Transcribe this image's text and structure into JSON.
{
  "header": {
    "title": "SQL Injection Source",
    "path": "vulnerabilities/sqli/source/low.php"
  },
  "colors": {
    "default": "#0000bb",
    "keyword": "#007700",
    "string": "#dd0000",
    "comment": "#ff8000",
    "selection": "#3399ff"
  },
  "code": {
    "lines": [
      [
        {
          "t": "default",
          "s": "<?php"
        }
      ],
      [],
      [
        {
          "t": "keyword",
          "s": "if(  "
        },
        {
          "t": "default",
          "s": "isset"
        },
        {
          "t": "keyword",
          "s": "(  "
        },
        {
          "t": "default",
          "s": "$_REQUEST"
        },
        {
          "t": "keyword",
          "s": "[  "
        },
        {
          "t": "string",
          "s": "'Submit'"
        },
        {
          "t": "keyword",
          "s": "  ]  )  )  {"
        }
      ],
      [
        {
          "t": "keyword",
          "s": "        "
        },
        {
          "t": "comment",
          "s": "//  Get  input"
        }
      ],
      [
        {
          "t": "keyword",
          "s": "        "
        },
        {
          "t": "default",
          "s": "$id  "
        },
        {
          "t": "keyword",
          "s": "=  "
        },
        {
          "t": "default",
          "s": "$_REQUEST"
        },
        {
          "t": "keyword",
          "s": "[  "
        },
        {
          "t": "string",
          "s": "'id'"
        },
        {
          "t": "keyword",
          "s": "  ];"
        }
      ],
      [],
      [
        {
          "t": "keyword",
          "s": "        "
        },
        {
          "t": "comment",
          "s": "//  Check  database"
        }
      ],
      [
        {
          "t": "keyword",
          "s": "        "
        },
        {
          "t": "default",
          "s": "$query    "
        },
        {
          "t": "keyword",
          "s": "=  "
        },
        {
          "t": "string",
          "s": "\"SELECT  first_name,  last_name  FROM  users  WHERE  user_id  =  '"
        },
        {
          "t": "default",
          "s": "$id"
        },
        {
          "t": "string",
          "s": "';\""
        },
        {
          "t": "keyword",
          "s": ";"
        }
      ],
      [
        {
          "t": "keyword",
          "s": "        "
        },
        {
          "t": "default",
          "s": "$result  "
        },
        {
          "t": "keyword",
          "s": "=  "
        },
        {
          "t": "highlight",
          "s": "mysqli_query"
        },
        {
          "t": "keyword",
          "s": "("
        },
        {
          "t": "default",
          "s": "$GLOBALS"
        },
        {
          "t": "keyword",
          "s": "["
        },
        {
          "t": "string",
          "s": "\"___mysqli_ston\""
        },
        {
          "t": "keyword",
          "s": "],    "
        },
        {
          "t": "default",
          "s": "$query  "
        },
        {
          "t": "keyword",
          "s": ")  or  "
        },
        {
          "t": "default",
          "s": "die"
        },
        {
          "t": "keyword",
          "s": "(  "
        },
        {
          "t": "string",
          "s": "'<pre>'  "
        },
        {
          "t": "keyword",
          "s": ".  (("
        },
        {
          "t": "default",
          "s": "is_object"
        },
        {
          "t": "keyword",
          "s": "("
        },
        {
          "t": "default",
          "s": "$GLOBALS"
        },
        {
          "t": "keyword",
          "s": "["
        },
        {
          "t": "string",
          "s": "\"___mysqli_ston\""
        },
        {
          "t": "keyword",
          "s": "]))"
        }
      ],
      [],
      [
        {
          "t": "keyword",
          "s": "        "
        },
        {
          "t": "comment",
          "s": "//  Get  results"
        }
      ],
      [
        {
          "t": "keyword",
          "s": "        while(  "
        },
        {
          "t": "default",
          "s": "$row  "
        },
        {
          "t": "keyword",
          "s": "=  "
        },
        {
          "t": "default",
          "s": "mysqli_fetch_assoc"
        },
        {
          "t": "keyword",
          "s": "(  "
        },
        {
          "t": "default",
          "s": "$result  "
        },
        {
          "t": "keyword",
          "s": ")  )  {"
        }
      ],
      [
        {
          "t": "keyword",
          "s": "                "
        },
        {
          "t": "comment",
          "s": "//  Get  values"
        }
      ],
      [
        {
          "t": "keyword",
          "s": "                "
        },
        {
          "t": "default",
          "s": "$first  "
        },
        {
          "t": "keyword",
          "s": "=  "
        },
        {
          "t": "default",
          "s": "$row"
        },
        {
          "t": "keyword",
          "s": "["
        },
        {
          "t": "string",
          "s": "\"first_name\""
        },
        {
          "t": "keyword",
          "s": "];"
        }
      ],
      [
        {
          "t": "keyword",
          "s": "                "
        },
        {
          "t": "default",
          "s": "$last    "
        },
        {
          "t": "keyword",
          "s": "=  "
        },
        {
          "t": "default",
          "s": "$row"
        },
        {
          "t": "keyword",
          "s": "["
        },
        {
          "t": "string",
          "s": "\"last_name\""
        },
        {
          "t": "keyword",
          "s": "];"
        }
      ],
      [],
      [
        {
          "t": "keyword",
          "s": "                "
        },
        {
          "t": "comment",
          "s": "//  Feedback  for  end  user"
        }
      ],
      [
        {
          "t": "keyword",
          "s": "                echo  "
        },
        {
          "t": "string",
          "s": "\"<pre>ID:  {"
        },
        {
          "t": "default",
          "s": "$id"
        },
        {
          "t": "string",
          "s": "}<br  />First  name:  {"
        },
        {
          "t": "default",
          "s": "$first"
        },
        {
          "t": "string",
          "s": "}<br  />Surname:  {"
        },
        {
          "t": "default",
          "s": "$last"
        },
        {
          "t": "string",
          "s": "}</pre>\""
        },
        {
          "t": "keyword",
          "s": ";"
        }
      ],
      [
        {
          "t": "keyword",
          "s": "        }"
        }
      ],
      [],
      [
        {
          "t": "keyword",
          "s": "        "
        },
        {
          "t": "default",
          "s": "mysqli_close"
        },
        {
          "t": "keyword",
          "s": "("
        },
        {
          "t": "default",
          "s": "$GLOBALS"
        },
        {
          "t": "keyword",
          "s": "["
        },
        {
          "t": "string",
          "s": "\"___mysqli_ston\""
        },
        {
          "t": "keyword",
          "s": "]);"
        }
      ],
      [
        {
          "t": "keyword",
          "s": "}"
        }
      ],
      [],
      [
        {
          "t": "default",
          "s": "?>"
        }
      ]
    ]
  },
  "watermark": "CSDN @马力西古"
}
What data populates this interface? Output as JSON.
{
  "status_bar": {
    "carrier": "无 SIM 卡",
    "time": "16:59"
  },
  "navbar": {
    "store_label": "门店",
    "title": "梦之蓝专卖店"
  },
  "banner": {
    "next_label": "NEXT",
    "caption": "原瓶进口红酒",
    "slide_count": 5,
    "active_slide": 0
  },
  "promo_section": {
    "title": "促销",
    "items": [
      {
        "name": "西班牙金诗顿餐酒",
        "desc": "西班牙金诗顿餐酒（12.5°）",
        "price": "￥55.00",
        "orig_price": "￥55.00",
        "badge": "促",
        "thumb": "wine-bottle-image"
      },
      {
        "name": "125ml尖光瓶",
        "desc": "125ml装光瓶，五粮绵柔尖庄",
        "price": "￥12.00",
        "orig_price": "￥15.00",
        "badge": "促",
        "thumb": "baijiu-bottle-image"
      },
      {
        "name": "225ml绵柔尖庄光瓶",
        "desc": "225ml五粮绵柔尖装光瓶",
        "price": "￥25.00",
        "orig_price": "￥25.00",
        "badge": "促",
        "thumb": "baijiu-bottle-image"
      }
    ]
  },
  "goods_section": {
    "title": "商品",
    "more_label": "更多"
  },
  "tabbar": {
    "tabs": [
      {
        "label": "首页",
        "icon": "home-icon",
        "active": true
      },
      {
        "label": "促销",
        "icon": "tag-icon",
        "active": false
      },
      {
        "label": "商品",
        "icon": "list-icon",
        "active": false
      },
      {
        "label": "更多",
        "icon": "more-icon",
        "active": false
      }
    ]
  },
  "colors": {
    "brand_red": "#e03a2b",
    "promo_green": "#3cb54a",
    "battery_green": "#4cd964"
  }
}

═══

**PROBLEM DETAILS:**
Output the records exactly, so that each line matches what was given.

**SOLUTION FOR THIS EXERCISE:**
Transcribe this image's text and structure into JSON.
{
  "header": {
    "title": "SQL Injection Source",
    "path": "vulnerabilities/sqli/source/low.php"
  },
  "colors": {
    "default": "#0000bb",
    "keyword": "#007700",
    "string": "#dd0000",
    "comment": "#ff8000",
    "selection": "#3399ff"
  },
  "code": {
    "lines": [
      [
        {
          "t": "default",
          "s": "<?php"
        }
      ],
      [],
      [
        {
          "t": "keyword",
          "s": "if(  "
        },
        {
          "t": "default",
          "s": "isset"
        },
        {
          "t": "keyword",
          "s": "(  "
        },
        {
          "t": "default",
          "s": "$_REQUEST"
        },
        {
          "t": "keyword",
          "s": "[  "
        },
        {
          "t": "string",
          "s": "'Submit'"
        },
        {
          "t": "keyword",
          "s": "  ]  )  )  {"
        }
      ],
      [
        {
          "t": "keyword",
          "s": "        "
        },
        {
          "t": "comment",
          "s": "//  Get  input"
        }
      ],
      [
        {
          "t": "keyword",
          "s": "        "
        },
        {
          "t": "default",
          "s": "$id  "
        },
        {
          "t": "keyword",
          "s": "=  "
        },
        {
          "t": "default",
          "s": "$_REQUEST"
        },
        {
          "t": "keyword",
          "s": "[  "
        },
        {
          "t": "string",
          "s": "'id'"
        },
        {
          "t": "keyword",
          "s": "  ];"
        }
      ],
      [],
      [
        {
          "t": "keyword",
          "s": "        "
        },
        {
          "t": "comment",
          "s": "//  Check  database"
        }
      ],
      [
        {
          "t": "keyword",
          "s": "        "
        },
        {
          "t": "default",
          "s": "$query    "
        },
        {
          "t": "keyword",
          "s": "=  "
        },
        {
          "t": "string",
          "s": "\"SELECT  first_name,  last_name  FROM  users  WHERE  user_id  =  '"
        },
        {
          "t": "default",
          "s": "$id"
        },
        {
          "t": "string",
          "s": "';\""
        },
        {
          "t": "keyword",
          "s": ";"
        }
      ],
      [
        {
          "t": "keyword",
          "s": "        "
        },
        {
          "t": "default",
          "s": "$result  "
        },
        {
          "t": "keyword",
          "s": "=  "
        },
        {
          "t": "highlight",
          "s": "mysqli_query"
        },
        {
          "t": "keyword",
          "s": "("
        },
        {
          "t": "default",
          "s": "$GLOBALS"
        },
        {
          "t": "keyword",
          "s": "["
        },
        {
          "t": "string",
          "s": "\"___mysqli_ston\""
        },
        {
          "t": "keyword",
          "s": "],    "
        },
        {
          "t": "default",
          "s": "$query  "
        },
        {
          "t": "keyword",
          "s": ")  or  "
        },
        {
          "t": "default",
          "s": "die"
        },
        {
          "t": "keyword",
          "s": "(  "
        },
        {
          "t": "string",
          "s": "'<pre>'  "
        },
        {
          "t": "keyword",
          "s": ".  (("
        },
        {
          "t": "default",
          "s": "is_object"
        },
        {
          "t": "keyword",
          "s": "("
        },
        {
          "t": "default",
          "s": "$GLOBALS"
        },
        {
          "t": "keyword",
          "s": "["
        },
        {
          "t": "string",
          "s": "\"___mysqli_ston\""
        },
        {
          "t": "keyword",
          "s": "]))"
        }
      ],
      [],
      [
        {
          "t": "keyword",
          "s": "        "
        },
        {
          "t": "comment",
          "s": "//  Get  results"
        }
      ],
      [
        {
          "t": "keyword",
          "s": "        while(  "
        },
        {
          "t": "default",
          "s": "$row  "
        },
        {
          "t": "keyword",
          "s": "=  "
        },
        {
          "t": "default",
          "s": "mysqli_fetch_assoc"
        },
        {
          "t": "keyword",
          "s": "(  "
        },
        {
          "t": "default",
          "s": "$result  "
        },
        {
          "t": "keyword",
          "s": ")  )  {"
        }
      ],
      [
        {
          "t": "keyword",
          "s": "                "
        },
        {
          "t": "comment",
          "s": "//  Get  values"
        }
      ],
      [
        {
          "t": "keyword",
          "s": "                "
        },
        {
          "t": "default",
          "s": "$first  "
        },
        {
          "t": "keyword",
          "s": "=  "
        },
        {
          "t": "default",
          "s": "$row"
        },
        {
          "t": "keyword",
          "s": "["
        },
        {
          "t": "string",
          "s": "\"first_name\""
        },
        {
          "t": "keyword",
          "s": "];"
        }
      ],
      [
        {
          "t": "keyword",
          "s": "                "
        },
        {
          "t": "default",
          "s": "$last    "
        },
        {
          "t": "keyword",
          "s": "=  "
        },
        {
          "t": "default",
          "s": "$row"
        },
        {
          "t": "keyword",
          "s": "["
        },
        {
          "t": "string",
          "s": "\"last_name\""
        },
        {
          "t": "keyword",
          "s": "];"
        }
      ],
      [],
      [
        {
          "t": "keyword",
          "s": "                "
        },
        {
          "t": "comment",
          "s": "//  Feedback  for  end  user"
        }
      ],
      [
        {
          "t": "keyword",
          "s": "                echo  "
        },
        {
          "t": "string",
          "s": "\"<pre>ID:  {"
        },
        {
          "t": "default",
          "s": "$id"
        },
        {
          "t": "string",
          "s": "}<br  />First  name:  {"
        },
        {
          "t": "default",
          "s": "$first"
        },
        {
          "t": "string",
          "s": "}<br  />Surname:  {"
        },
        {
          "t": "default",
          "s": "$last"
        },
        {
          "t": "string",
          "s": "}</pre>\""
        },
        {
          "t": "keyword",
          "s": ";"
        }
      ],
      [
        {
          "t": "keyword",
          "s": "        }"
        }
      ],
      [],
      [
        {
          "t": "keyword",
          "s": "        "
        },
        {
          "t": "default",
          "s": "mysqli_close"
        },
        {
          "t": "keyword",
          "s": "("
        },
        {
          "t": "default",
          "s": "$GLOBALS"
        },
        {
          "t": "keyword",
          "s": "["
        },
        {
          "t": "string",
          "s": "\"___mysqli_ston\""
        },
        {
          "t": "keyword",
          "s": "]);"
        }
      ],
      [
        {
          "t": "keyword",
          "s": "}"
        }
      ],
      [],
      [
        {
          "t": "default",
          "s": "?>"
        }
      ]
    ]
  },
  "watermark": "CSDN @马力西古"
}
What data populates this interface? Output as JSON.
{
  "status_bar": {
    "carrier": "无 SIM 卡",
    "time": "16:59"
  },
  "navbar": {
    "store_label": "门店",
    "title": "梦之蓝专卖店"
  },
  "banner": {
    "next_label": "NEXT",
    "caption": "原瓶进口红酒",
    "slide_count": 5,
    "active_slide": 0
  },
  "promo_section": {
    "title": "促销",
    "items": [
      {
        "name": "西班牙金诗顿餐酒",
        "desc": "西班牙金诗顿餐酒（12.5°）",
        "price": "￥55.00",
        "orig_price": "￥55.00",
        "badge": "促",
        "thumb": "wine-bottle-image"
      },
      {
        "name": "125ml尖光瓶",
        "desc": "125ml装光瓶，五粮绵柔尖庄",
        "price": "￥12.00",
        "orig_price": "￥15.00",
        "badge": "促",
        "thumb": "baijiu-bottle-image"
      },
      {
        "name": "225ml绵柔尖庄光瓶",
        "desc": "225ml五粮绵柔尖装光瓶",
        "price": "￥25.00",
        "orig_price": "￥25.00",
        "badge": "促",
        "thumb": "baijiu-bottle-image"
      }
    ]
  },
  "goods_section": {
    "title": "商品",
    "more_label": "更多"
  },
  "tabbar": {
    "tabs": [
      {
        "label": "首页",
        "icon": "home-icon",
        "active": true
      },
      {
        "label": "促销",
        "icon": "tag-icon",
        "active": false
      },
      {
        "label": "商品",
        "icon": "list-icon",
        "active": false
      },
      {
        "label": "更多",
        "icon": "more-icon",
        "active": false
      }
    ]
  },
  "colors": {
    "brand_red": "#e03a2b",
    "promo_green": "#3cb54a",
    "battery_green": "#4cd964"
  }
}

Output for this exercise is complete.